But by underestimating the sophistication of their clientele – and that of the restaurants they compete with – Flambée is making a big mistake. They’re rapidly developing a reputation for overpriced, substandard food, and based on my experience there, the bad rap is well-deserved.

Let’s take the scallops appetizer as an example. The fact that the scallops were very small would have been all right if they weren't also undeniably smelly and fishy-tasting. For 790 CZK, then, my companion was served an inedible plate of miniature mollusks, along with an unexciting celery root salad and an out-of-place oxtail confit.

My first course, a “cappuccino” of lettuce leaves with quail breast and tarragon gnocchi (295 CZK), was edible, but only barely. The frothy soup tasted only of salt, and the quail meat was bland and tough. Although neither of us finished our appetizers, the hollow-eyed, depressive-looking waiter didn’t seem to notice or care.

For my entrée, I’d attempted to order the bison steak (mostly to see if it could possibly be good enough to warrant a 1200 CZK price tag), but was told the dish wasn’t available that night. I instead chose the wild hare baked with nuts and thyme (790 CZK), accompanied by a Bordeaux reduction, chestnut puree, and blood sausage. In both taste and aesthetic, this was a very ill-advised combination of ingredients. The whole plate was made up of varying shades of brown, and it tasted that way, too, without even a hint of freshness to brighten up a very rich, gamey dish. Like the quail, the hare meat was tough, and it was rolled in crushed walnuts, which didn’t go especially well with the (inexplicably sour) chestnut puree served on the side.

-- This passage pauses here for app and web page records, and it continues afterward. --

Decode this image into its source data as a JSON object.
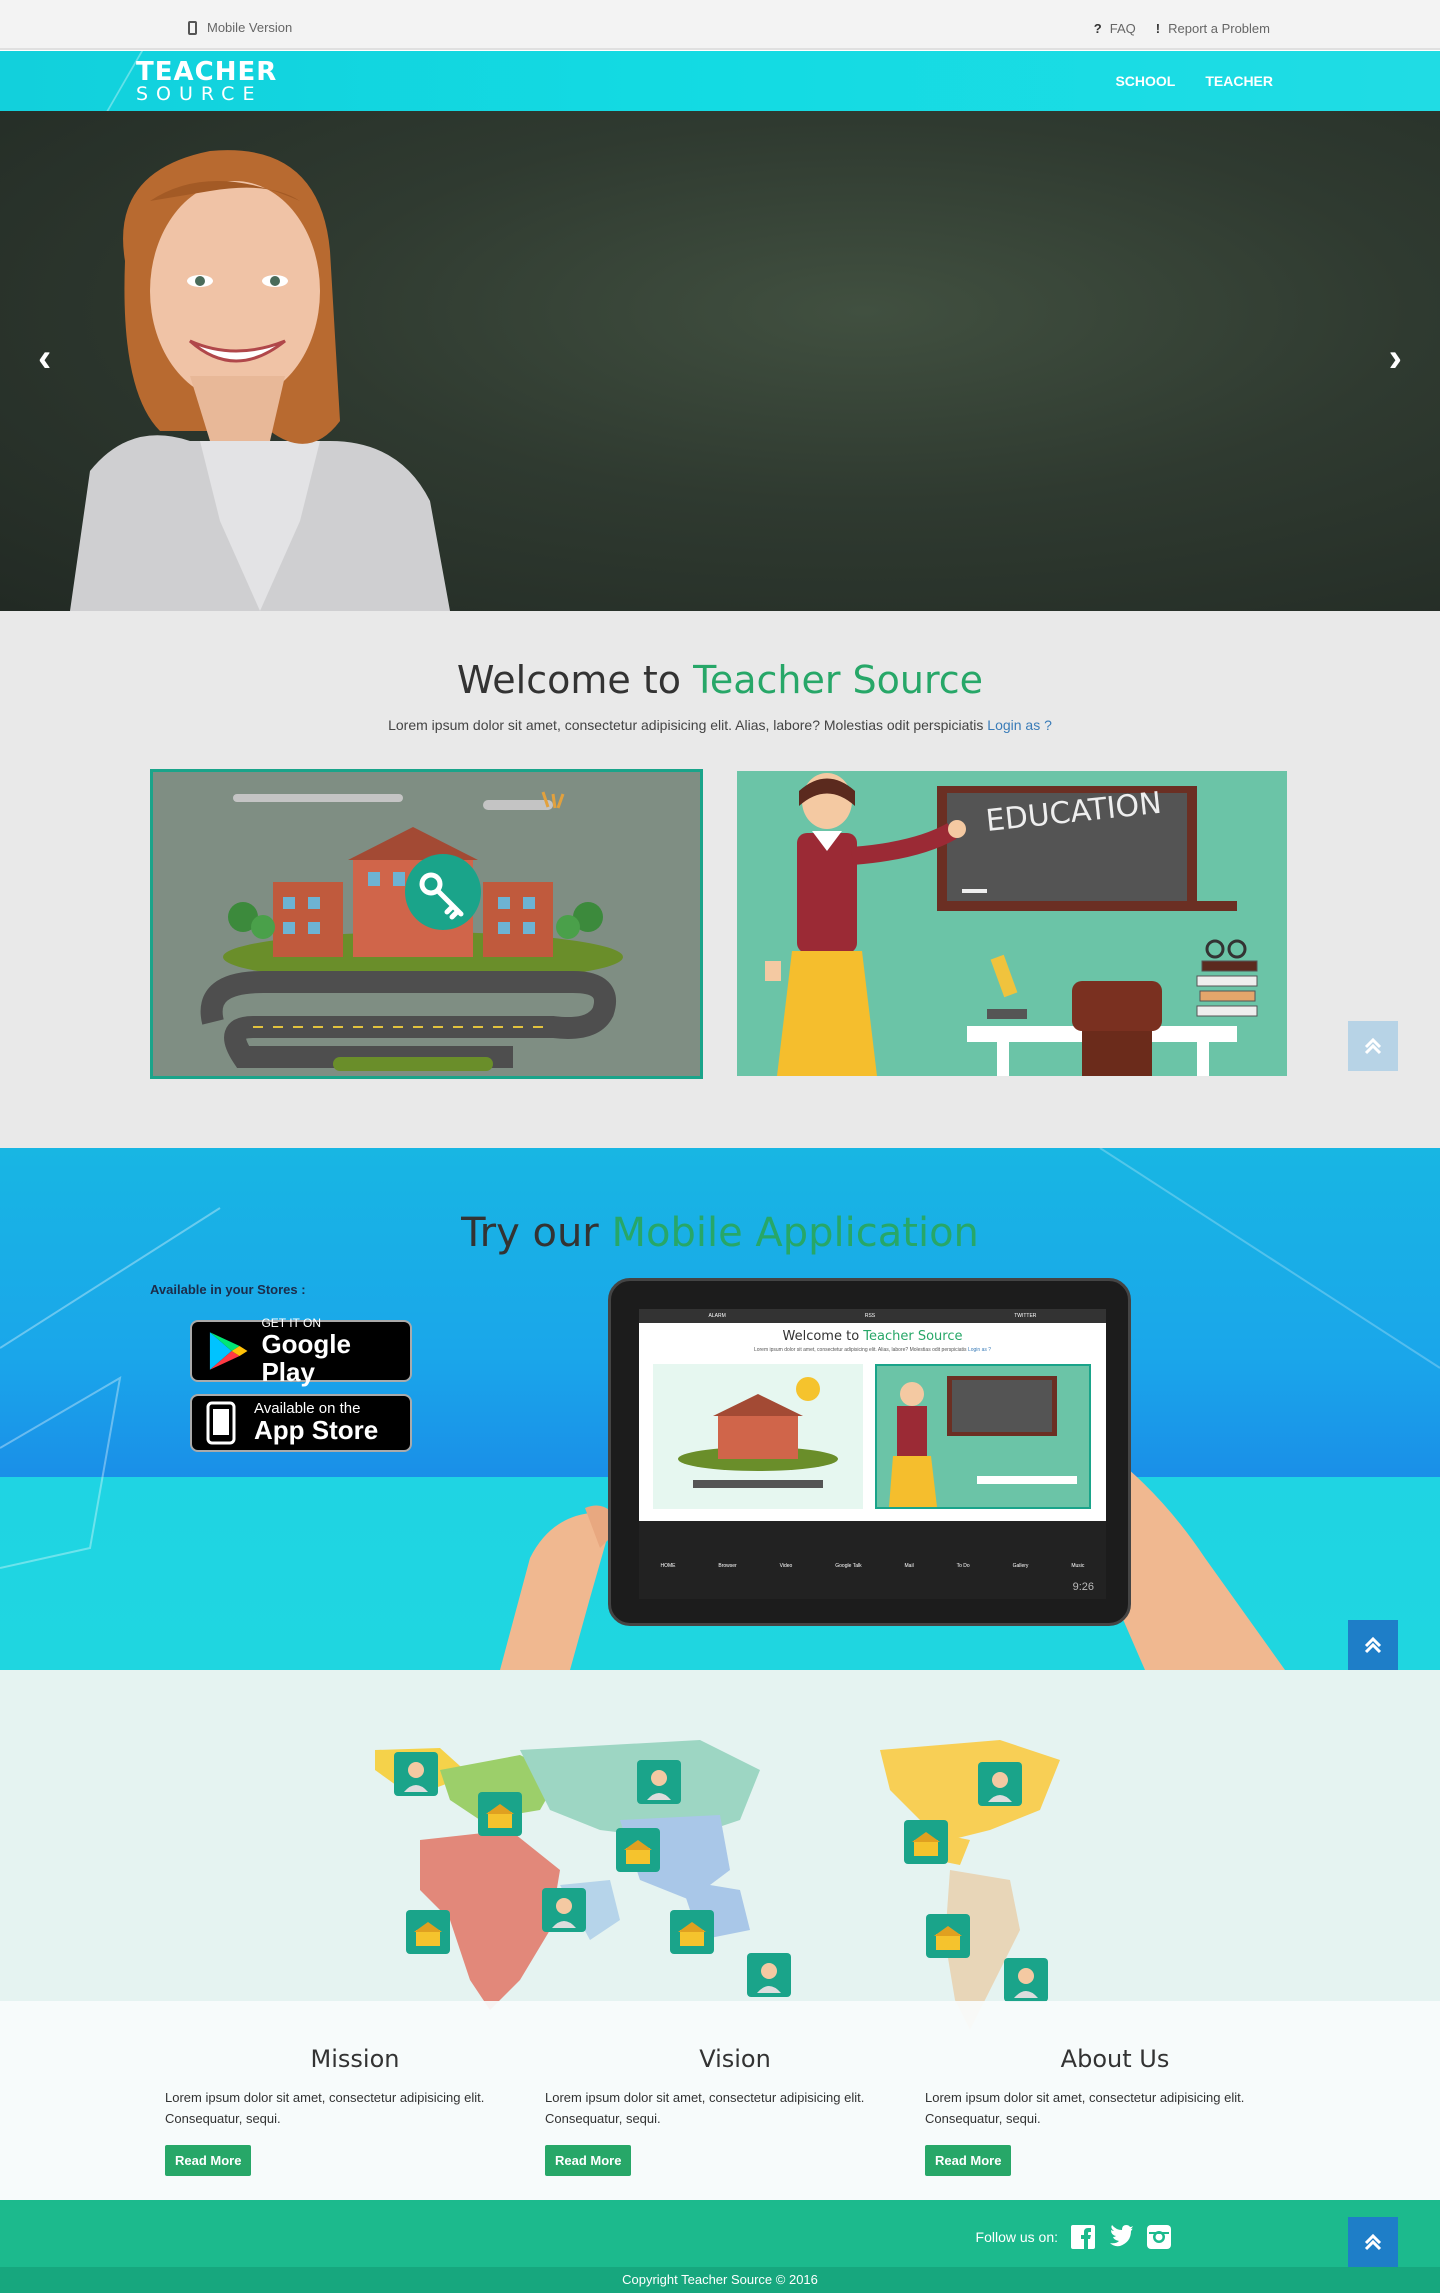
{
  "topbar": {
    "mobile_version": "Mobile Version",
    "faq": "FAQ",
    "report": "Report a Problem"
  },
  "navbar": {
    "logo_line1": "TEACHER",
    "logo_line2": "SOURCE",
    "links": [
      "SCHOOL",
      "TEACHER"
    ]
  },
  "hero": {
    "prev_icon": "chevron-left-icon",
    "next_icon": "chevron-right-icon"
  },
  "welcome": {
    "title_part1": "Welcome to ",
    "title_part2": "Teacher Source",
    "subtitle": "Lorem ipsum dolor sit amet, consectetur adipisicing elit. Alias, labore? Molestias odit perspiciatis",
    "login_link": "Login as ?",
    "chalkboard_text": "EDUCATION"
  },
  "mobile_app": {
    "title_part1": "Try our ",
    "title_part2": "Mobile Application",
    "stores_label": "Available in your Stores :",
    "google_play": {
      "line1": "GET IT ON",
      "line2": "Google Play"
    },
    "app_store": {
      "line1": "Available on the",
      "line2": "App Store"
    },
    "tablet": {
      "title_part1": "Welcome to ",
      "title_part2": "Teacher Source",
      "subtitle": "Lorem ipsum dolor sit amet, consectetur adipisicing elit. Alias, labore? Molestias odit perspiciatis",
      "login_link": "Login as ?",
      "tabs": [
        "ALARM",
        "RSS",
        "TWITTER"
      ],
      "dock": [
        "HOME",
        "Browser",
        "Video",
        "Google Talk",
        "Mail",
        "To Do",
        "Gallery",
        "Music"
      ],
      "time": "9:26"
    }
  },
  "info": {
    "columns": [
      {
        "title": "Mission",
        "text": "Lorem ipsum dolor sit amet, consectetur adipisicing elit. Consequatur, sequi.",
        "button": "Read More"
      },
      {
        "title": "Vision",
        "text": "Lorem ipsum dolor sit amet, consectetur adipisicing elit. Consequatur, sequi.",
        "button": "Read More"
      },
      {
        "title": "About Us",
        "text": "Lorem ipsum dolor sit amet, consectetur adipisicing elit. Consequatur, sequi.",
        "button": "Read More"
      }
    ]
  },
  "footer": {
    "follow": "Follow us on:",
    "social": [
      "facebook-icon",
      "twitter-icon",
      "instagram-icon"
    ],
    "copyright": "Copyright Teacher Source © 2016"
  },
  "colors": {
    "accent": "#13d6e0",
    "green": "#27a768",
    "footer": "#1cba8d",
    "link": "#3a7cb8",
    "scroll_button": "#1e7ec8"
  }
}
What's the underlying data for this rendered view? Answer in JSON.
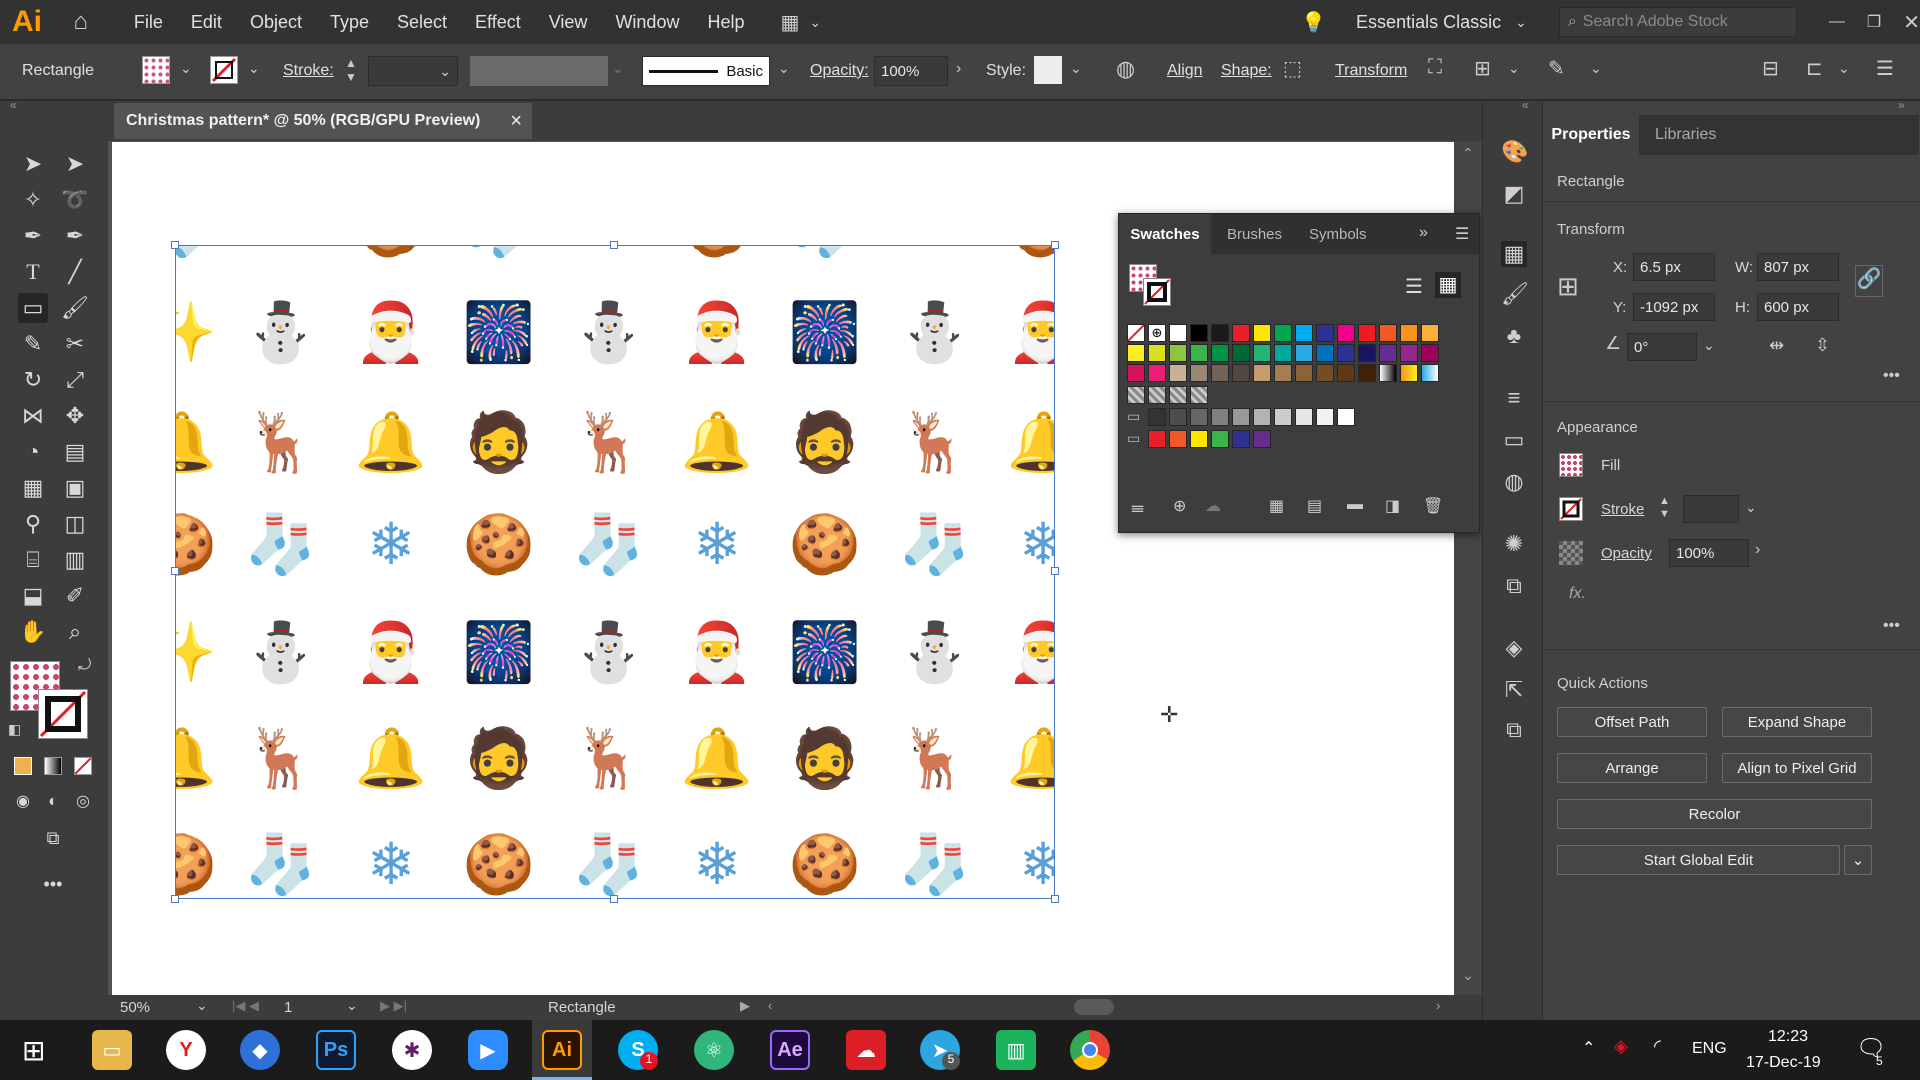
{
  "app": {
    "logo": "Ai"
  },
  "menu": [
    "File",
    "Edit",
    "Object",
    "Type",
    "Select",
    "Effect",
    "View",
    "Window",
    "Help"
  ],
  "workspace": "Essentials Classic",
  "search_placeholder": "Search Adobe Stock",
  "control": {
    "object_type": "Rectangle",
    "stroke_label": "Stroke:",
    "brush": "Basic",
    "opacity_label": "Opacity:",
    "opacity_value": "100%",
    "style_label": "Style:",
    "align": "Align",
    "shape": "Shape:",
    "transform": "Transform"
  },
  "document": {
    "tab_title": "Christmas pattern* @ 50% (RGB/GPU Preview)",
    "close": "×"
  },
  "status": {
    "zoom": "50%",
    "page": "1",
    "tool": "Rectangle"
  },
  "swatches_panel": {
    "tabs": [
      "Swatches",
      "Brushes",
      "Symbols"
    ]
  },
  "properties": {
    "tabs": [
      "Properties",
      "Libraries"
    ],
    "object": "Rectangle",
    "transform_title": "Transform",
    "x_label": "X:",
    "x": "6.5 px",
    "y_label": "Y:",
    "y": "-1092 px",
    "w_label": "W:",
    "w": "807 px",
    "h_label": "H:",
    "h": "600 px",
    "angle": "0°",
    "appearance_title": "Appearance",
    "fill": "Fill",
    "stroke": "Stroke",
    "opacity_label": "Opacity",
    "opacity": "100%",
    "fx": "fx.",
    "quick_actions_title": "Quick Actions",
    "offset_path": "Offset Path",
    "expand_shape": "Expand Shape",
    "arrange": "Arrange",
    "align_pixel": "Align to Pixel Grid",
    "recolor": "Recolor",
    "global_edit": "Start Global Edit"
  },
  "taskbar": {
    "lang": "ENG",
    "time": "12:23",
    "date": "17-Dec-19",
    "notif_count": "5",
    "skype_badge": "1",
    "telegram_badge": "5",
    "apps": [
      "Ps",
      "Ai",
      "Ae"
    ]
  },
  "colors": {
    "accent": "#ff9a00",
    "pink": "#e8567e",
    "lavender": "#c9b9d8",
    "blue": "#5aa0d8",
    "gold": "#f2c15a"
  }
}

Flambée’s Dušan Jakubec is one of those chefs who tends to overburden dishes with too many elements, a problem typified by his sloppy interpretation of a classic course in French cuisine. An amuse-bouche (literally, “amuse the mouth”) is meant to be a tiny, complimentary morsel served at the beginning of a meal that prepares the palate for the larger dishes to come. Crucially, the patron should be able to eat the amuse in one or two bites. At Flambée, we were served a complicated amuse-bouche trio that was almost as large as an appetizer and took just as long to eat. There was so much going on in the amuse and in the other courses of the evening that the poor waiter almost broke into a sweat trying to explain each dish as he set it down.

As bad as Flambée is (and just to be absolutely clear, it’s very, very bad) there were still plenty of customers there on a Tuesday night – mostly foreigners, from what I could tell. I wondered if they had chosen those 390 CZK, 0.75L bottles of Scottish water of their own volition and if the waiter had offered them the less expensive Perrier as he did for us. Something told me he hadn’t.

I’m not sure why people are still visiting Flambée. Maybe the restaurant has a good PR service that does heavy promotion in guidebooks and hotels. Maybe some locals continue to think of Flambée as one of the most refined restaurants in Prague. Or maybe that 11th-century Gothic atmosphere is just too irresistible, no matter how awful the food is.

But the reasons don’t really matter. After fifteen years, Flambée should pack it in and give it up. The Czech Republic has moved on. If any of us is inclined to spend several thousand crowns on dinner, we now have access to restaurants that will really make it worth our while. And for all its flashy service and fancy-sounding foods, Flambée is definitely not one of those.

Husova 5
Praha 1 – Old Town

Tel.: 224 248 512
Open Mon – Sun 11:30 – 01:00